● **How to complete this task**: Set down all of the records below exactly, please, omitting the images.

● **Input data**:
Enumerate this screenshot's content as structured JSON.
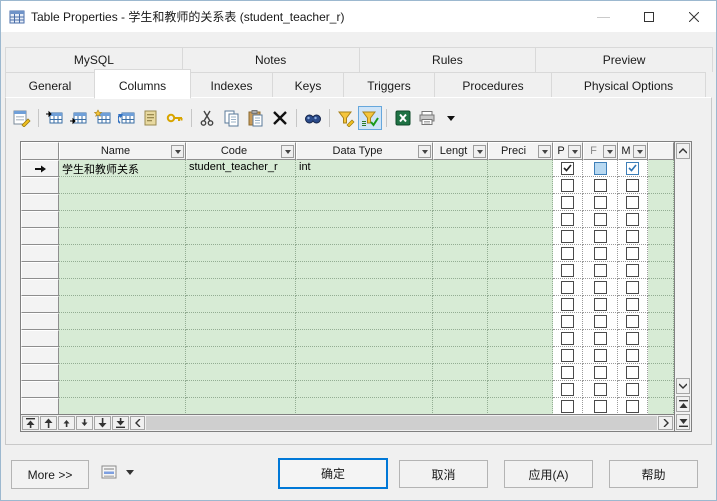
{
  "window": {
    "title": "Table Properties - 学生和教师的关系表 (student_teacher_r)",
    "controls": [
      {
        "name": "minimize",
        "glyph": "–"
      },
      {
        "name": "maximize",
        "glyph": "□"
      },
      {
        "name": "close",
        "glyph": "✕"
      }
    ]
  },
  "tabs": {
    "active": "Columns",
    "row1": [
      "MySQL",
      "Notes",
      "Rules",
      "Preview"
    ],
    "row2": [
      "General",
      "Columns",
      "Indexes",
      "Keys",
      "Triggers",
      "Procedures",
      "Physical Options"
    ],
    "row2_widths": [
      90,
      97,
      83,
      72,
      92,
      118,
      155
    ]
  },
  "toolbar": {
    "items": [
      "properties",
      "|",
      "insert-row",
      "add-row",
      "new-row",
      "replicate-row",
      "note",
      "key",
      "|",
      "cut",
      "copy",
      "paste",
      "delete",
      "|",
      "find",
      "|",
      "filter-edit",
      "filter-active",
      "|",
      "excel-export",
      "print",
      "caret-down"
    ],
    "active_item": "filter-active"
  },
  "grid": {
    "headers": [
      {
        "label": "",
        "dropdown": false
      },
      {
        "label": "Name",
        "dropdown": true
      },
      {
        "label": "Code",
        "dropdown": true
      },
      {
        "label": "Data Type",
        "dropdown": true
      },
      {
        "label": "Lengt",
        "dropdown": true
      },
      {
        "label": "Preci",
        "dropdown": true
      },
      {
        "label": "P",
        "dropdown": true
      },
      {
        "label": "F",
        "dropdown": true,
        "dim": true
      },
      {
        "label": "M",
        "dropdown": true
      },
      {
        "label": "",
        "dropdown": false
      }
    ],
    "rows": [
      {
        "name": "学生和教师关系",
        "code": "student_teacher_r",
        "data_type": "int",
        "length": "",
        "precision": "",
        "p": "checked",
        "f": "filled",
        "m": "checked-blue"
      }
    ],
    "empty_rows": 14,
    "row_move_buttons": [
      "move-first",
      "move-up-many",
      "move-up",
      "move-down",
      "move-down-many",
      "move-last"
    ]
  },
  "footer": {
    "more": "More >>",
    "ok": "确定",
    "cancel": "取消",
    "apply": "应用(A)",
    "help": "帮助"
  },
  "colors": {
    "grid_green": "#d7ebd5",
    "accent_blue": "#0078d7",
    "checkbox_blue": "#3e7fb8",
    "filter_active_bg": "#cfe4f7"
  }
}
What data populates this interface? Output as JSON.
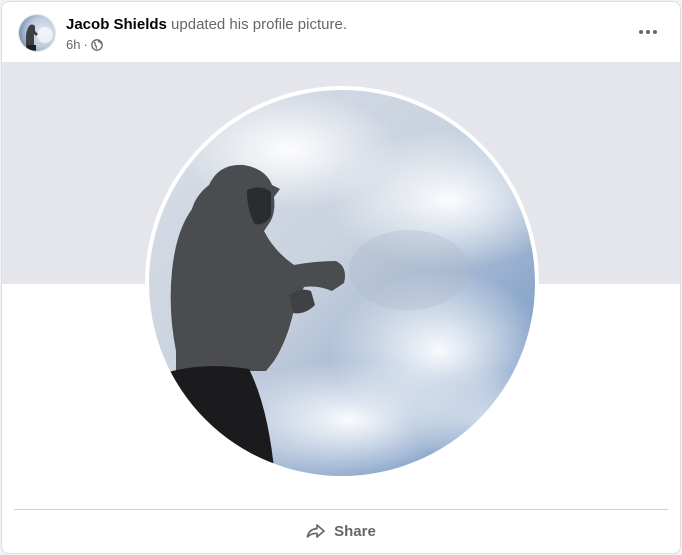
{
  "post": {
    "author": "Jacob Shields",
    "action": "updated his profile picture.",
    "timestamp": "6h",
    "separator": "·",
    "audience_icon": "globe-icon",
    "more_icon": "more-options-icon"
  },
  "media": {
    "cover_color": "#e4e6eb",
    "photo": "profile-picture-hooded-figure-cloudy-sky"
  },
  "actions": {
    "share_label": "Share",
    "share_icon": "share-arrow-icon"
  },
  "colors": {
    "text_primary": "#050505",
    "text_secondary": "#65676b",
    "divider": "#ced0d4"
  }
}
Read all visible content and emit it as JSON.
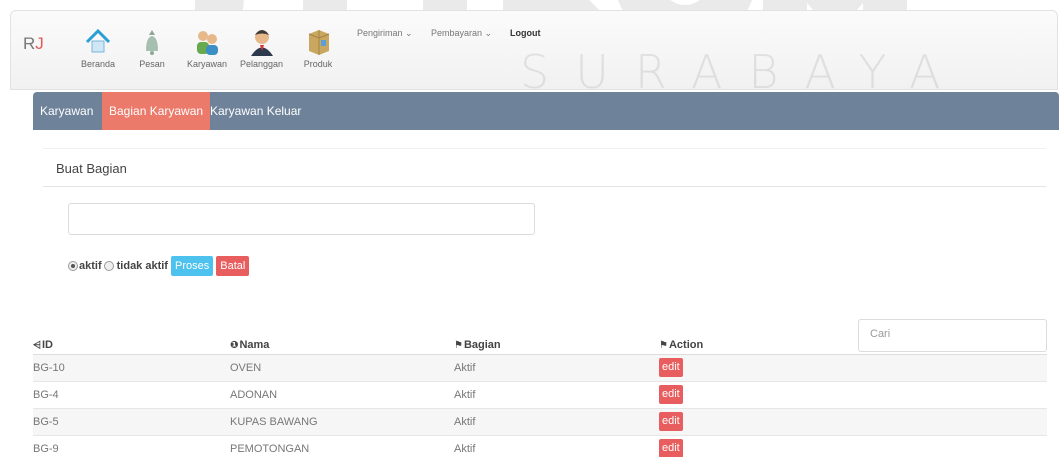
{
  "watermark": {
    "big": "STIKOM",
    "small": "SURABAYA"
  },
  "brand": "RJ",
  "nav": {
    "items": [
      {
        "label": "Beranda",
        "icon": "home-icon"
      },
      {
        "label": "Pesan",
        "icon": "bell-icon"
      },
      {
        "label": "Karyawan",
        "icon": "users-icon"
      },
      {
        "label": "Pelanggan",
        "icon": "customer-icon"
      },
      {
        "label": "Produk",
        "icon": "box-icon"
      }
    ],
    "pengiriman": "Pengiriman ⌄",
    "pembayaran": "Pembayaran ⌄",
    "logout": "Logout"
  },
  "tabs": [
    {
      "label": "Karyawan",
      "active": false
    },
    {
      "label": "Bagian Karyawan",
      "active": true
    },
    {
      "label": "Karyawan Keluar",
      "active": false
    }
  ],
  "form": {
    "title": "Buat Bagian",
    "input_value": "",
    "radio_aktif": "aktif",
    "radio_tidak_aktif": "tidak aktif",
    "proses": "Proses",
    "batal": "Batal"
  },
  "search": {
    "placeholder": "Cari"
  },
  "table": {
    "headers": {
      "id": "ID",
      "nama": "Nama",
      "bagian": "Bagian",
      "action": "Action"
    },
    "rows": [
      {
        "id": "BG-10",
        "nama": "OVEN",
        "bagian": "Aktif",
        "action": "edit"
      },
      {
        "id": "BG-4",
        "nama": "ADONAN",
        "bagian": "Aktif",
        "action": "edit"
      },
      {
        "id": "BG-5",
        "nama": "KUPAS BAWANG",
        "bagian": "Aktif",
        "action": "edit"
      },
      {
        "id": "BG-9",
        "nama": "PEMOTONGAN",
        "bagian": "Aktif",
        "action": "edit"
      }
    ]
  },
  "colors": {
    "accent": "#ec7a6b",
    "tabbar": "#6e829a",
    "btn_blue": "#4dc2ef",
    "btn_red": "#e85d5d"
  }
}
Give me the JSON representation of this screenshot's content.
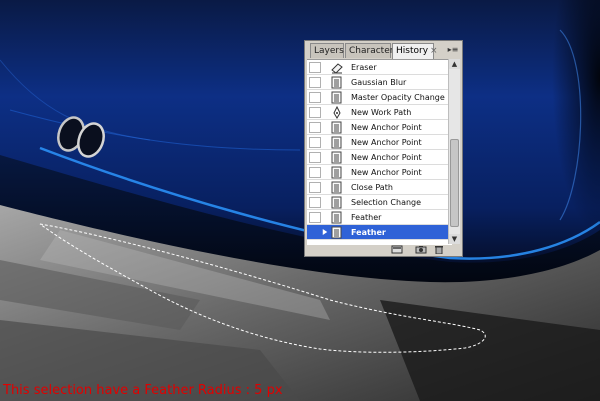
{
  "panel": {
    "tabs": {
      "layers": "Layers",
      "character": "Character",
      "history": "History"
    },
    "close_glyph": "×",
    "menu_glyph": "▸≡",
    "items": [
      {
        "label": "Eraser",
        "icon": "eraser-icon"
      },
      {
        "label": "Gaussian Blur",
        "icon": "history-state-icon"
      },
      {
        "label": "Master Opacity Change",
        "icon": "history-state-icon"
      },
      {
        "label": "New Work Path",
        "icon": "pen-icon"
      },
      {
        "label": "New Anchor Point",
        "icon": "history-state-icon"
      },
      {
        "label": "New Anchor Point",
        "icon": "history-state-icon"
      },
      {
        "label": "New Anchor Point",
        "icon": "history-state-icon"
      },
      {
        "label": "New Anchor Point",
        "icon": "history-state-icon"
      },
      {
        "label": "Close Path",
        "icon": "history-state-icon"
      },
      {
        "label": "Selection Change",
        "icon": "history-state-icon"
      },
      {
        "label": "Feather",
        "icon": "history-state-icon"
      },
      {
        "label": "Feather",
        "icon": "history-state-icon",
        "selected": true
      }
    ],
    "scroll_up": "▲",
    "scroll_down": "▼"
  },
  "caption": "This selection have a Feather Radius : 5 px",
  "colors": {
    "selection": "#2f62d7",
    "caption": "#e10000",
    "car_blue": "#0b2f8a"
  }
}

● **Solved problem**:
Enumerate this screenshot's content as structured JSON.
{
  "window": {
    "title": "Table Properties - 学生和教师的关系表 (student_teacher_r)",
    "controls": [
      {
        "name": "minimize",
        "glyph": "–"
      },
      {
        "name": "maximize",
        "glyph": "□"
      },
      {
        "name": "close",
        "glyph": "✕"
      }
    ]
  },
  "tabs": {
    "active": "Columns",
    "row1": [
      "MySQL",
      "Notes",
      "Rules",
      "Preview"
    ],
    "row2": [
      "General",
      "Columns",
      "Indexes",
      "Keys",
      "Triggers",
      "Procedures",
      "Physical Options"
    ],
    "row2_widths": [
      90,
      97,
      83,
      72,
      92,
      118,
      155
    ]
  },
  "toolbar": {
    "items": [
      "properties",
      "|",
      "insert-row",
      "add-row",
      "new-row",
      "replicate-row",
      "note",
      "key",
      "|",
      "cut",
      "copy",
      "paste",
      "delete",
      "|",
      "find",
      "|",
      "filter-edit",
      "filter-active",
      "|",
      "excel-export",
      "print",
      "caret-down"
    ],
    "active_item": "filter-active"
  },
  "grid": {
    "headers": [
      {
        "label": "",
        "dropdown": false
      },
      {
        "label": "Name",
        "dropdown": true
      },
      {
        "label": "Code",
        "dropdown": true
      },
      {
        "label": "Data Type",
        "dropdown": true
      },
      {
        "label": "Lengt",
        "dropdown": true
      },
      {
        "label": "Preci",
        "dropdown": true
      },
      {
        "label": "P",
        "dropdown": true
      },
      {
        "label": "F",
        "dropdown": true,
        "dim": true
      },
      {
        "label": "M",
        "dropdown": true
      },
      {
        "label": "",
        "dropdown": false
      }
    ],
    "rows": [
      {
        "name": "学生和教师关系",
        "code": "student_teacher_r",
        "data_type": "int",
        "length": "",
        "precision": "",
        "p": "checked",
        "f": "filled",
        "m": "checked-blue"
      }
    ],
    "empty_rows": 14,
    "row_move_buttons": [
      "move-first",
      "move-up-many",
      "move-up",
      "move-down",
      "move-down-many",
      "move-last"
    ]
  },
  "footer": {
    "more": "More >>",
    "ok": "确定",
    "cancel": "取消",
    "apply": "应用(A)",
    "help": "帮助"
  },
  "colors": {
    "grid_green": "#d7ebd5",
    "accent_blue": "#0078d7",
    "checkbox_blue": "#3e7fb8",
    "filter_active_bg": "#cfe4f7"
  }
}
What data populates this interface? Output as JSON.
{
  "post": {
    "author": "Jacob Shields",
    "action": "updated his profile picture.",
    "timestamp": "6h",
    "separator": "·",
    "audience_icon": "globe-icon",
    "more_icon": "more-options-icon"
  },
  "media": {
    "cover_color": "#e4e6eb",
    "photo": "profile-picture-hooded-figure-cloudy-sky"
  },
  "actions": {
    "share_label": "Share",
    "share_icon": "share-arrow-icon"
  },
  "colors": {
    "text_primary": "#050505",
    "text_secondary": "#65676b",
    "divider": "#ced0d4"
  }
}
Read all visible content and emit it as JSON.
{
  "watermark": {
    "big": "STIKOM",
    "small": "SURABAYA"
  },
  "brand": "RJ",
  "nav": {
    "items": [
      {
        "label": "Beranda",
        "icon": "home-icon"
      },
      {
        "label": "Pesan",
        "icon": "bell-icon"
      },
      {
        "label": "Karyawan",
        "icon": "users-icon"
      },
      {
        "label": "Pelanggan",
        "icon": "customer-icon"
      },
      {
        "label": "Produk",
        "icon": "box-icon"
      }
    ],
    "pengiriman": "Pengiriman ⌄",
    "pembayaran": "Pembayaran ⌄",
    "logout": "Logout"
  },
  "tabs": [
    {
      "label": "Karyawan",
      "active": false
    },
    {
      "label": "Bagian Karyawan",
      "active": true
    },
    {
      "label": "Karyawan Keluar",
      "active": false
    }
  ],
  "form": {
    "title": "Buat Bagian",
    "input_value": "",
    "radio_aktif": "aktif",
    "radio_tidak_aktif": "tidak aktif",
    "proses": "Proses",
    "batal": "Batal"
  },
  "search": {
    "placeholder": "Cari"
  },
  "table": {
    "headers": {
      "id": "ID",
      "nama": "Nama",
      "bagian": "Bagian",
      "action": "Action"
    },
    "rows": [
      {
        "id": "BG-10",
        "nama": "OVEN",
        "bagian": "Aktif",
        "action": "edit"
      },
      {
        "id": "BG-4",
        "nama": "ADONAN",
        "bagian": "Aktif",
        "action": "edit"
      },
      {
        "id": "BG-5",
        "nama": "KUPAS BAWANG",
        "bagian": "Aktif",
        "action": "edit"
      },
      {
        "id": "BG-9",
        "nama": "PEMOTONGAN",
        "bagian": "Aktif",
        "action": "edit"
      }
    ]
  },
  "colors": {
    "accent": "#ec7a6b",
    "tabbar": "#6e829a",
    "btn_blue": "#4dc2ef",
    "btn_red": "#e85d5d"
  }
}
Give me the JSON representation of this screenshot's content.
{
  "panel": {
    "tabs": {
      "layers": "Layers",
      "character": "Character",
      "history": "History"
    },
    "close_glyph": "×",
    "menu_glyph": "▸≡",
    "items": [
      {
        "label": "Eraser",
        "icon": "eraser-icon"
      },
      {
        "label": "Gaussian Blur",
        "icon": "history-state-icon"
      },
      {
        "label": "Master Opacity Change",
        "icon": "history-state-icon"
      },
      {
        "label": "New Work Path",
        "icon": "pen-icon"
      },
      {
        "label": "New Anchor Point",
        "icon": "history-state-icon"
      },
      {
        "label": "New Anchor Point",
        "icon": "history-state-icon"
      },
      {
        "label": "New Anchor Point",
        "icon": "history-state-icon"
      },
      {
        "label": "New Anchor Point",
        "icon": "history-state-icon"
      },
      {
        "label": "Close Path",
        "icon": "history-state-icon"
      },
      {
        "label": "Selection Change",
        "icon": "history-state-icon"
      },
      {
        "label": "Feather",
        "icon": "history-state-icon"
      },
      {
        "label": "Feather",
        "icon": "history-state-icon",
        "selected": true
      }
    ],
    "scroll_up": "▲",
    "scroll_down": "▼"
  },
  "caption": "This selection have a Feather Radius : 5 px",
  "colors": {
    "selection": "#2f62d7",
    "caption": "#e10000",
    "car_blue": "#0b2f8a"
  }
}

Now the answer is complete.